_Exercise prompt_
The entries below are to be copied exactly, with nothing left out.
Segment Start: Dataset records
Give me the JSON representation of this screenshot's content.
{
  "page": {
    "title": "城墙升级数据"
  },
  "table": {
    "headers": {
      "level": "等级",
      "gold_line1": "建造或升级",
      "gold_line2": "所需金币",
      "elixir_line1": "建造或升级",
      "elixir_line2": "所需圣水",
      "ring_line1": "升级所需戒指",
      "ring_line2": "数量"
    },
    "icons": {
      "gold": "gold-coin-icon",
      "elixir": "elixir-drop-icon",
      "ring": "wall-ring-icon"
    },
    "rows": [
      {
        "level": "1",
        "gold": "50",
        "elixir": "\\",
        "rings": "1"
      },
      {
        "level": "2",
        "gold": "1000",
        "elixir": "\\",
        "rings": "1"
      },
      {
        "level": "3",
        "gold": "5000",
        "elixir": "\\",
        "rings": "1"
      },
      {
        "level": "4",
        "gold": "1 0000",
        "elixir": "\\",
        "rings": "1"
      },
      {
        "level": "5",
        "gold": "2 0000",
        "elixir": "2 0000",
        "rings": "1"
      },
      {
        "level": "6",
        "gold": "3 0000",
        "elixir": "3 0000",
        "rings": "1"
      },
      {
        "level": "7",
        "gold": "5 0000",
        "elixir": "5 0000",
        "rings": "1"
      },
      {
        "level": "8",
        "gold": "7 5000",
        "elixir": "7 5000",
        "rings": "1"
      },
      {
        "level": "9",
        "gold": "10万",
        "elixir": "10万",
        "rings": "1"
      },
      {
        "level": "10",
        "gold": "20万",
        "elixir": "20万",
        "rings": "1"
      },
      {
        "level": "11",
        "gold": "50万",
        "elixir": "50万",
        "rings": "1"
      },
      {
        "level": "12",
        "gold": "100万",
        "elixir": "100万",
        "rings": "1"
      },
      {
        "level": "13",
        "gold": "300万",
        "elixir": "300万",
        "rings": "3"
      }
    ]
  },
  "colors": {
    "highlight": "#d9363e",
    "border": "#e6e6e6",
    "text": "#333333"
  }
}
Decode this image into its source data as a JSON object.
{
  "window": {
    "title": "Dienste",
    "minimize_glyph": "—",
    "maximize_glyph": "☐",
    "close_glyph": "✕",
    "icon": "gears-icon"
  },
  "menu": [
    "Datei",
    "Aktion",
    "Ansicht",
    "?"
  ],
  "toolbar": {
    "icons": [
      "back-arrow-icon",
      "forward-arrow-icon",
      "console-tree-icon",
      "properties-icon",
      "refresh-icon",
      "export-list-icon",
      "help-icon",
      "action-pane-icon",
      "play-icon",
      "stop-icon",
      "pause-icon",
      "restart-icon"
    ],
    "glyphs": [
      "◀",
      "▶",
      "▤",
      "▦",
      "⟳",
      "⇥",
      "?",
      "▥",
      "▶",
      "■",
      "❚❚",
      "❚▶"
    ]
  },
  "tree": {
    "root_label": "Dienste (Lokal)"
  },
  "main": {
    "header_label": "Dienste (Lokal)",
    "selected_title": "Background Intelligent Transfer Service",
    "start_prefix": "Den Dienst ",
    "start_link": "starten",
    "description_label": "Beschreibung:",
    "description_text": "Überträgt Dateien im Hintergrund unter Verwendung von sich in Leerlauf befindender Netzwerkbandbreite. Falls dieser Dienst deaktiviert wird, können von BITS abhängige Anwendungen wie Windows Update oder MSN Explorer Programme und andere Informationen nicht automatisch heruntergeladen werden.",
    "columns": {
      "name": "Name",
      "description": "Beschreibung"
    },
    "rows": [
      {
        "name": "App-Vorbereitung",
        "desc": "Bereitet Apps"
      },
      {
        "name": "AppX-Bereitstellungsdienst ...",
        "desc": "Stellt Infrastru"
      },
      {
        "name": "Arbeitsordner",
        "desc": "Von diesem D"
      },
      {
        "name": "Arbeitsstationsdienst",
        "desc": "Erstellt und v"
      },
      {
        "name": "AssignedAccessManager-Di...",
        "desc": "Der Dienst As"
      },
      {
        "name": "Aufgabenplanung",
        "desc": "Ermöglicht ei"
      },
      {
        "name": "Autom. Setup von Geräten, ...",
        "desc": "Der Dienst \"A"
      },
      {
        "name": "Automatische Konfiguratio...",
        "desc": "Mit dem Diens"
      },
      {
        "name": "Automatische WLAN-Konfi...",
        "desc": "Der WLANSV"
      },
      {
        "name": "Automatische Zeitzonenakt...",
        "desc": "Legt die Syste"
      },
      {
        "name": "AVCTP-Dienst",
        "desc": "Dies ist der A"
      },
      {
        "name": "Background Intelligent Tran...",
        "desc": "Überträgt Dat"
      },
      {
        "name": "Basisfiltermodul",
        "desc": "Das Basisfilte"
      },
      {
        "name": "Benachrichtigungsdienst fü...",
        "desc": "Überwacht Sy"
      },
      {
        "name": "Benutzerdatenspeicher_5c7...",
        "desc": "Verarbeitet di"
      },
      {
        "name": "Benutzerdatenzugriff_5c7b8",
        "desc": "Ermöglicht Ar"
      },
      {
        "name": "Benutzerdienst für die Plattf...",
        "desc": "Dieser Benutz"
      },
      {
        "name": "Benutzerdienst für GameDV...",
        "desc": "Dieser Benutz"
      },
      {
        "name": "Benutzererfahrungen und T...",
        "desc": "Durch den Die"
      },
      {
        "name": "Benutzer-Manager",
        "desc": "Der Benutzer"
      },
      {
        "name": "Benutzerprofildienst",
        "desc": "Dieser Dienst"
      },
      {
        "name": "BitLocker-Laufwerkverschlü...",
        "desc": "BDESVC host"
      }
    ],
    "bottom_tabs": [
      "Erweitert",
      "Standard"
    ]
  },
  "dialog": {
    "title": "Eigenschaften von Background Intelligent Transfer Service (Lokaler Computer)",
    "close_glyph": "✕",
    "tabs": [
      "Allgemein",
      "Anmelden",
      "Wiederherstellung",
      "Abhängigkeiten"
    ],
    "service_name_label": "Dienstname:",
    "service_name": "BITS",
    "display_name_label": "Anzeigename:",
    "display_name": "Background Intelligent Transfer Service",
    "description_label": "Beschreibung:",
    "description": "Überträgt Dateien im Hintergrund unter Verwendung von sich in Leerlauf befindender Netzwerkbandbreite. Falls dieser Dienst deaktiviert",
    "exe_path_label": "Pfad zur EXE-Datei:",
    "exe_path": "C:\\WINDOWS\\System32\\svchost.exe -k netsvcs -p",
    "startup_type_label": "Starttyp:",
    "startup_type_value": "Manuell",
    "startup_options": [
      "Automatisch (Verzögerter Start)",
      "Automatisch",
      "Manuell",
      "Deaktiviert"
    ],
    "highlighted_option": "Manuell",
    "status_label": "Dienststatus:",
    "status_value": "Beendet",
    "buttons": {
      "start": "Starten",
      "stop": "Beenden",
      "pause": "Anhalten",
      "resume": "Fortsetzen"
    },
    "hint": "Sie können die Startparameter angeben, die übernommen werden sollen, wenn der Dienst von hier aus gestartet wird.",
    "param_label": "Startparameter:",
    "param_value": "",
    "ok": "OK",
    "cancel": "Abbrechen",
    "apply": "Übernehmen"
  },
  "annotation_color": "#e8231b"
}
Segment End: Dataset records
_Expected output_
Give me the JSON representation of this screenshot's content.
{
  "page": {
    "title": "城墙升级数据"
  },
  "table": {
    "headers": {
      "level": "等级",
      "gold_line1": "建造或升级",
      "gold_line2": "所需金币",
      "elixir_line1": "建造或升级",
      "elixir_line2": "所需圣水",
      "ring_line1": "升级所需戒指",
      "ring_line2": "数量"
    },
    "icons": {
      "gold": "gold-coin-icon",
      "elixir": "elixir-drop-icon",
      "ring": "wall-ring-icon"
    },
    "rows": [
      {
        "level": "1",
        "gold": "50",
        "elixir": "\\",
        "rings": "1"
      },
      {
        "level": "2",
        "gold": "1000",
        "elixir": "\\",
        "rings": "1"
      },
      {
        "level": "3",
        "gold": "5000",
        "elixir": "\\",
        "rings": "1"
      },
      {
        "level": "4",
        "gold": "1 0000",
        "elixir": "\\",
        "rings": "1"
      },
      {
        "level": "5",
        "gold": "2 0000",
        "elixir": "2 0000",
        "rings": "1"
      },
      {
        "level": "6",
        "gold": "3 0000",
        "elixir": "3 0000",
        "rings": "1"
      },
      {
        "level": "7",
        "gold": "5 0000",
        "elixir": "5 0000",
        "rings": "1"
      },
      {
        "level": "8",
        "gold": "7 5000",
        "elixir": "7 5000",
        "rings": "1"
      },
      {
        "level": "9",
        "gold": "10万",
        "elixir": "10万",
        "rings": "1"
      },
      {
        "level": "10",
        "gold": "20万",
        "elixir": "20万",
        "rings": "1"
      },
      {
        "level": "11",
        "gold": "50万",
        "elixir": "50万",
        "rings": "1"
      },
      {
        "level": "12",
        "gold": "100万",
        "elixir": "100万",
        "rings": "1"
      },
      {
        "level": "13",
        "gold": "300万",
        "elixir": "300万",
        "rings": "3"
      }
    ]
  },
  "colors": {
    "highlight": "#d9363e",
    "border": "#e6e6e6",
    "text": "#333333"
  }
}
Decode this image into its source data as a JSON object.
{
  "window": {
    "title": "Dienste",
    "minimize_glyph": "—",
    "maximize_glyph": "☐",
    "close_glyph": "✕",
    "icon": "gears-icon"
  },
  "menu": [
    "Datei",
    "Aktion",
    "Ansicht",
    "?"
  ],
  "toolbar": {
    "icons": [
      "back-arrow-icon",
      "forward-arrow-icon",
      "console-tree-icon",
      "properties-icon",
      "refresh-icon",
      "export-list-icon",
      "help-icon",
      "action-pane-icon",
      "play-icon",
      "stop-icon",
      "pause-icon",
      "restart-icon"
    ],
    "glyphs": [
      "◀",
      "▶",
      "▤",
      "▦",
      "⟳",
      "⇥",
      "?",
      "▥",
      "▶",
      "■",
      "❚❚",
      "❚▶"
    ]
  },
  "tree": {
    "root_label": "Dienste (Lokal)"
  },
  "main": {
    "header_label": "Dienste (Lokal)",
    "selected_title": "Background Intelligent Transfer Service",
    "start_prefix": "Den Dienst ",
    "start_link": "starten",
    "description_label": "Beschreibung:",
    "description_text": "Überträgt Dateien im Hintergrund unter Verwendung von sich in Leerlauf befindender Netzwerkbandbreite. Falls dieser Dienst deaktiviert wird, können von BITS abhängige Anwendungen wie Windows Update oder MSN Explorer Programme und andere Informationen nicht automatisch heruntergeladen werden.",
    "columns": {
      "name": "Name",
      "description": "Beschreibung"
    },
    "rows": [
      {
        "name": "App-Vorbereitung",
        "desc": "Bereitet Apps"
      },
      {
        "name": "AppX-Bereitstellungsdienst ...",
        "desc": "Stellt Infrastru"
      },
      {
        "name": "Arbeitsordner",
        "desc": "Von diesem D"
      },
      {
        "name": "Arbeitsstationsdienst",
        "desc": "Erstellt und v"
      },
      {
        "name": "AssignedAccessManager-Di...",
        "desc": "Der Dienst As"
      },
      {
        "name": "Aufgabenplanung",
        "desc": "Ermöglicht ei"
      },
      {
        "name": "Autom. Setup von Geräten, ...",
        "desc": "Der Dienst \"A"
      },
      {
        "name": "Automatische Konfiguratio...",
        "desc": "Mit dem Diens"
      },
      {
        "name": "Automatische WLAN-Konfi...",
        "desc": "Der WLANSV"
      },
      {
        "name": "Automatische Zeitzonenakt...",
        "desc": "Legt die Syste"
      },
      {
        "name": "AVCTP-Dienst",
        "desc": "Dies ist der A"
      },
      {
        "name": "Background Intelligent Tran...",
        "desc": "Überträgt Dat"
      },
      {
        "name": "Basisfiltermodul",
        "desc": "Das Basisfilte"
      },
      {
        "name": "Benachrichtigungsdienst fü...",
        "desc": "Überwacht Sy"
      },
      {
        "name": "Benutzerdatenspeicher_5c7...",
        "desc": "Verarbeitet di"
      },
      {
        "name": "Benutzerdatenzugriff_5c7b8",
        "desc": "Ermöglicht Ar"
      },
      {
        "name": "Benutzerdienst für die Plattf...",
        "desc": "Dieser Benutz"
      },
      {
        "name": "Benutzerdienst für GameDV...",
        "desc": "Dieser Benutz"
      },
      {
        "name": "Benutzererfahrungen und T...",
        "desc": "Durch den Die"
      },
      {
        "name": "Benutzer-Manager",
        "desc": "Der Benutzer"
      },
      {
        "name": "Benutzerprofildienst",
        "desc": "Dieser Dienst"
      },
      {
        "name": "BitLocker-Laufwerkverschlü...",
        "desc": "BDESVC host"
      }
    ],
    "bottom_tabs": [
      "Erweitert",
      "Standard"
    ]
  },
  "dialog": {
    "title": "Eigenschaften von Background Intelligent Transfer Service (Lokaler Computer)",
    "close_glyph": "✕",
    "tabs": [
      "Allgemein",
      "Anmelden",
      "Wiederherstellung",
      "Abhängigkeiten"
    ],
    "service_name_label": "Dienstname:",
    "service_name": "BITS",
    "display_name_label": "Anzeigename:",
    "display_name": "Background Intelligent Transfer Service",
    "description_label": "Beschreibung:",
    "description": "Überträgt Dateien im Hintergrund unter Verwendung von sich in Leerlauf befindender Netzwerkbandbreite. Falls dieser Dienst deaktiviert",
    "exe_path_label": "Pfad zur EXE-Datei:",
    "exe_path": "C:\\WINDOWS\\System32\\svchost.exe -k netsvcs -p",
    "startup_type_label": "Starttyp:",
    "startup_type_value": "Manuell",
    "startup_options": [
      "Automatisch (Verzögerter Start)",
      "Automatisch",
      "Manuell",
      "Deaktiviert"
    ],
    "highlighted_option": "Manuell",
    "status_label": "Dienststatus:",
    "status_value": "Beendet",
    "buttons": {
      "start": "Starten",
      "stop": "Beenden",
      "pause": "Anhalten",
      "resume": "Fortsetzen"
    },
    "hint": "Sie können die Startparameter angeben, die übernommen werden sollen, wenn der Dienst von hier aus gestartet wird.",
    "param_label": "Startparameter:",
    "param_value": "",
    "ok": "OK",
    "cancel": "Abbrechen",
    "apply": "Übernehmen"
  },
  "annotation_color": "#e8231b"
}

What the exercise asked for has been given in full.